Protein tracking and detection of protein motion using atomic force microscopy.

Published

Journal Article

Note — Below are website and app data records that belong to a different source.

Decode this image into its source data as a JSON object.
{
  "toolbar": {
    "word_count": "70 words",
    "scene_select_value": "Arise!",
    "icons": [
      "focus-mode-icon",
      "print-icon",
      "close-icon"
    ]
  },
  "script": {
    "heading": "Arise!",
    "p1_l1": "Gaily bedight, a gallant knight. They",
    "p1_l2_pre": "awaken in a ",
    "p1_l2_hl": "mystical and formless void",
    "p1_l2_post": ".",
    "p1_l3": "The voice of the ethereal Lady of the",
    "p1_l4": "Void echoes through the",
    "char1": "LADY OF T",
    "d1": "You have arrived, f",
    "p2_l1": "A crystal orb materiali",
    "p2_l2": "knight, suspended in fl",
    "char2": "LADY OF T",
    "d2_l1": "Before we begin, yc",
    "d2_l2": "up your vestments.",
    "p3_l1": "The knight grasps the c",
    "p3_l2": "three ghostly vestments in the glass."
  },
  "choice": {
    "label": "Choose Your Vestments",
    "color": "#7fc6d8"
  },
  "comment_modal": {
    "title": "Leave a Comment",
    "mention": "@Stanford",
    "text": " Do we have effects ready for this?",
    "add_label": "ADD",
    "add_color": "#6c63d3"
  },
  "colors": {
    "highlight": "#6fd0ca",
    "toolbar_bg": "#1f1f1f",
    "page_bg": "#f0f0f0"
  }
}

Height fluctuations over three different proteins, immunoglobulin G, urease, and microtubules, have been measured using an atomic force microscope (AFM) operating in fluid tapping mode. This was achieved by using a protein-tracking system, where the AFM tip was periodically repositioned above a single protein molecule (or structure) as thermal drifting occurred. Height (z-piezo signal) data were taken in 1 - or 2-s time slices with the tip over the molecule and compared to data taken on the support. The measured fluctuations were consistently higher when the tip was positioned over the protein, as opposed to the support the protein was adsorbed on. Similar measurements over patches of an amphiphile, where the noise was identical to that on the support, suggest that the noise increase is due to some intrinsic property of proteins and is not a result of different tip-sample interactions over soft samples. The orientation of the adsorbed proteins in these preliminary studies was not known; thus it was not possible to make correlations between the observed motion and specific protein structure or protein function beyond noting that the observed height fluctuations were greater for an antibody (anti-bovine IgG) and an enzyme (urease) than for microtubules.

Full Text

Duke Authors

Cited Authors

  • Thomson, NH; Fritz, M; Radmacher, M; Cleveland, JP; Schmidt, CF; Hansma, PK

Published Date

  • May 1996

Published In

Volume / Issue

  • 70 / 5

Start / End Page

  • 2421 - 2431

PubMed ID

  • 9172768

Pubmed Central ID

  • 9172768

Electronic International Standard Serial Number (EISSN)

  • 1542-0086

International Standard Serial Number (ISSN)

  • 0006-3495

Digital Object Identifier (DOI)

  • 10.1016/s0006-3495(96)79812-0

Language

  • eng